Making time to write

Over the past few weeks things have been busy for me, and I haven’t been able to devote as much time to writing and posting on my blog as I’d like. Sitting here today, slowly cooling cup of coffee in hand, I figured it would be the right time to explain how I’ve found the time to do all this.
One of the first questions I get from anyone who learns that I published a book (other than asking why I’m still working-love the enthusiasm but best-sellerdom is still just a dream) is how did you do that? I could never write a book. I can’t believe you wrote this WHOLE book! Well, the first thing you should know is that I’m no different than you. Anyone who puts their mind to it, who truly dedicates themselves to writing a novel, even if they have the literary talent of a chipmunk, can do it. It’s simply a matter of deciding that you’re going to write a hundred thousand or so coherent words, and then sitting in front of a computer or grabbing a legal pad and WRITING.

If you want to be an author, you have to write. It’s that simple. Thinking about writing, reading successful author’s blog posts about writing, scanning the best-seller lists for story ideas, talking about writing, those are all important aspects in becoming successful, but none will get your manuscript finished. You actually have to write the damn thing at some point, and like everything else, that takes time. Time that could be spent in front of the television, at the gym, out at happy hour, or sleeping. An author has to make a conscious decision to plop their butt down and write before they can ever think about watching the royalty checks roll in.

But I’m busy. I’m tired. Football is on and I’ve got to go get bombed with my buddies. All valid excuses, but excuses all, and that won’t cut it. Only you can make the decision to spend a few hours or minutes each day making progress towards that ultimate goal.


Based on my experience, I’ve found that the best way to ensure you, as an author, spend a bit of your scarce free time each day writing, is to make a schedule. When you’re sitting at work, plowing through another article on CNN, take a break and plot out the rest of your day. Say you have to go running after work. That’s fine. Mentally prepare yourself to run, come home and eat, then sit in front of the computer and pound that keyboard until you’ve put 1,000 new words into the manuscript. Or if your evenings are full, make the (ungodly) decision to get up an hour earlier, brew a fresh cup, and bang out 500 words. Setting aside time (coupled with a reasonable word total goal) will do wonders for your progress.

Now, I’m not saying it will be easy. Nothing worth doing is. If you’ve made the decision to write, to finally get that novel that’s been brewing inside your head out there, then you have to sacrifice. But don’t do so in vain. Don’t simply spin your wheels, getting nowhere. Lay out a plan of action and move forward. For me, it’s setting aside a specific time and working until I hit a certain number of words on paper that has allowed me to do this. If that works for you, great. If not, figure out what does and stick to your plan.
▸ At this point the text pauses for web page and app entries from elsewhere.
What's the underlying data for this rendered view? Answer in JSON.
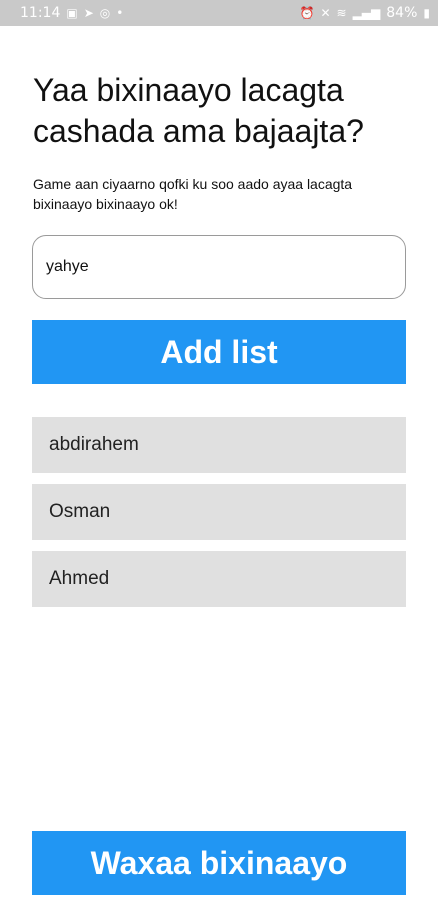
{
  "status_bar": {
    "time": "11:14",
    "left_icons": [
      "gallery-icon",
      "telegram-icon",
      "instagram-icon",
      "dot-icon"
    ],
    "right_icons": [
      "alarm-icon",
      "mute-icon",
      "wifi-icon",
      "signal-icon"
    ],
    "battery": "84%"
  },
  "header": {
    "title": "Yaa bixinaayo lacagta cashada ama bajaajta?",
    "subtitle": "Game aan ciyaarno qofki ku soo aado ayaa lacagta bixinaayo bixinaayo ok!"
  },
  "form": {
    "name_value": "yahye",
    "add_label": "Add list"
  },
  "players": [
    {
      "name": "abdirahem"
    },
    {
      "name": "Osman"
    },
    {
      "name": "Ahmed"
    }
  ],
  "footer": {
    "submit_label": "Waxaa bixinaayo"
  },
  "colors": {
    "accent": "#2196f3",
    "list_bg": "#e0e0e0",
    "status_bar": "#c9c9c9"
  }
}
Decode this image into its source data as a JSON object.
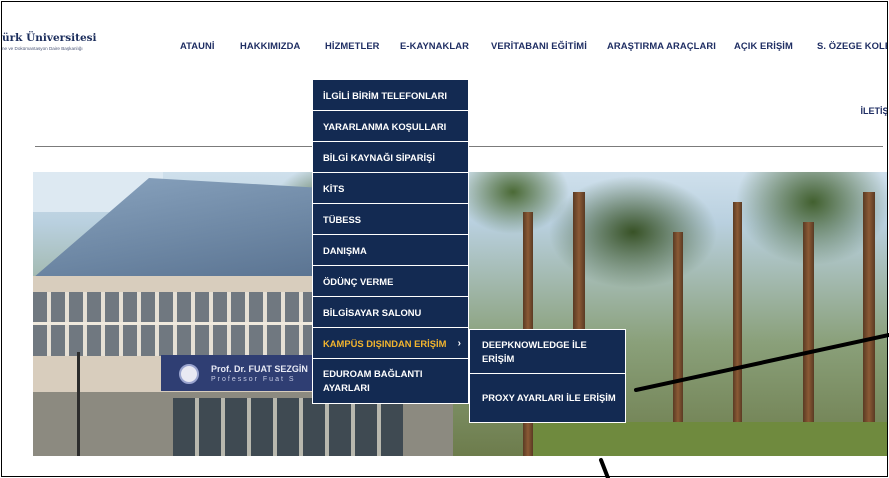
{
  "brand": {
    "title": "ürk Üniversitesi",
    "subtitle": "ne ve Dokümantasyon Daire Başkanlığı"
  },
  "nav": {
    "items": [
      {
        "label": "ATAUNİ"
      },
      {
        "label": "HAKKIMIZDA"
      },
      {
        "label": "HİZMETLER"
      },
      {
        "label": "E-KAYNAKLAR"
      },
      {
        "label": "VERİTABANI EĞİTİMİ"
      },
      {
        "label": "ARAŞTIRMA ARAÇLARI"
      },
      {
        "label": "AÇIK ERİŞİM"
      },
      {
        "label": "S. ÖZEGE KOLEKS"
      }
    ],
    "contact": "İLETİŞİ"
  },
  "services_menu": {
    "items": [
      {
        "label": "İLGİLİ BİRİM TELEFONLARI"
      },
      {
        "label": "YARARLANMA KOŞULLARI"
      },
      {
        "label": "BİLGİ KAYNAĞI SİPARİŞİ"
      },
      {
        "label": "KİTS"
      },
      {
        "label": "TÜBESS"
      },
      {
        "label": "DANIŞMA"
      },
      {
        "label": "ÖDÜNÇ VERME"
      },
      {
        "label": "BİLGİSAYAR SALONU"
      },
      {
        "label": "KAMPÜS DIŞINDAN ERİŞİM"
      },
      {
        "label": "EDUROAM BAĞLANTI AYARLARI"
      }
    ],
    "chevron": "›"
  },
  "offcampus_submenu": {
    "items": [
      {
        "label": "DEEPKNOWLEDGE İLE ERİŞİM"
      },
      {
        "label": "PROXY AYARLARI İLE ERİŞİM"
      }
    ]
  },
  "hero": {
    "sign_title": "Prof. Dr. FUAT SEZGİN",
    "sign_subtitle": "Professor Fuat S"
  },
  "colors": {
    "menu_bg": "#132a52",
    "nav_text": "#1f2e63",
    "active_item": "#f3b52e"
  }
}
Ok, that’s enough preaching for one day. Two new interviews regarding my first novel have been posted recently, and you can find them here and here.
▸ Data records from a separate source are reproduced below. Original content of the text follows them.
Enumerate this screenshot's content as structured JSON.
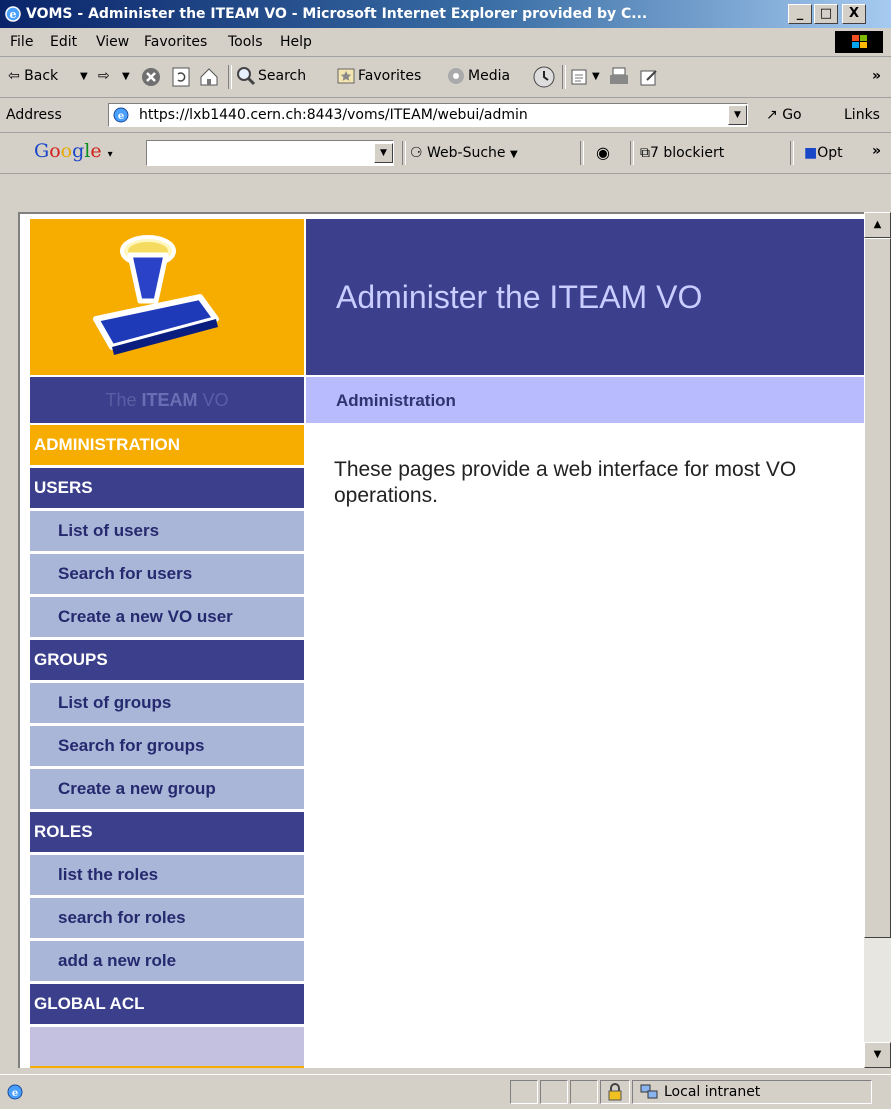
{
  "window": {
    "title": "VOMS - Administer the ITEAM VO - Microsoft Internet Explorer provided by C...",
    "minimize": "_",
    "maximize": "□",
    "close": "X"
  },
  "menu": [
    "File",
    "Edit",
    "View",
    "Favorites",
    "Tools",
    "Help"
  ],
  "toolbar": {
    "back": "⇦ Back",
    "forward": "⇨",
    "search": "Search",
    "favorites": "Favorites",
    "media": "Media",
    "more": "»"
  },
  "address": {
    "label": "Address",
    "url": "https://lxb1440.cern.ch:8443/voms/ITEAM/webui/admin",
    "go": "Go",
    "links": "Links"
  },
  "google": {
    "logo": "Google",
    "search_value": "",
    "websuche": "Web-Suche",
    "blocked": "7 blockiert",
    "options": "Opt",
    "more": "»"
  },
  "page": {
    "header_title": "Administer the ITEAM VO",
    "vo_label_prefix": "The",
    "vo_label_name": "ITEAM",
    "vo_label_suffix": "VO",
    "section_title": "Administration",
    "content": "These pages provide a web interface for most VO operations."
  },
  "nav": {
    "administration": "ADMINISTRATION",
    "users": "USERS",
    "list_users": "List of users",
    "search_users": "Search for users",
    "create_user": "Create a new VO user",
    "groups": "GROUPS",
    "list_groups": "List of groups",
    "search_groups": "Search for groups",
    "create_group": "Create a new group",
    "roles": "ROLES",
    "list_roles": "list the roles",
    "search_roles": "search for roles",
    "add_role": "add a new role",
    "global_acl": "GLOBAL ACL"
  },
  "status": {
    "zone": "Local intranet"
  },
  "colors": {
    "accent_orange": "#f7ad00",
    "header_blue": "#3c3f8c",
    "nav_item": "#a9b6d8",
    "subheader": "#b8bcff"
  },
  "icons": [
    "ie-logo-icon",
    "windows-flag-icon",
    "stop-icon",
    "refresh-icon",
    "home-icon",
    "search-icon",
    "favorites-icon",
    "media-icon",
    "history-icon",
    "mail-icon",
    "print-icon",
    "edit-icon",
    "globe-icon",
    "go-arrow-icon",
    "lock-icon",
    "intranet-icon",
    "stamp-logo"
  ]
}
If you made it this far, I hope your head hasn’t bounced off the keyboard yet. And thanks for stopping by.

New interview and a word on reviews

This time I was fortunate enough to be interviewed at author Chris Redding’s blog. She asked some interesting questions and really got at the heart of what started my writing career, all while keeping things light. Stop by and check out our fun talk, and maybe you’ll learn something you never knew about me.

I’ve been noticing a small spike in sales for my hardcover books lately, and I was sort of hoping this would lead to some additional reviews on Amazon. One of the most powerful tools for indie authors such as myself is the review that any reader can leave. As an unknown quantity, potential readers who have never heard may name could easily be swayed by the (hopefully) kind words someone else has left behind. I owe a great debt to anyone who has purchased my book, so thank you from the bottom of my heart. If you liked what you read, consider leaving a review. It only takes a second, and who knows where it could lead?


As always, thanks for stopping by.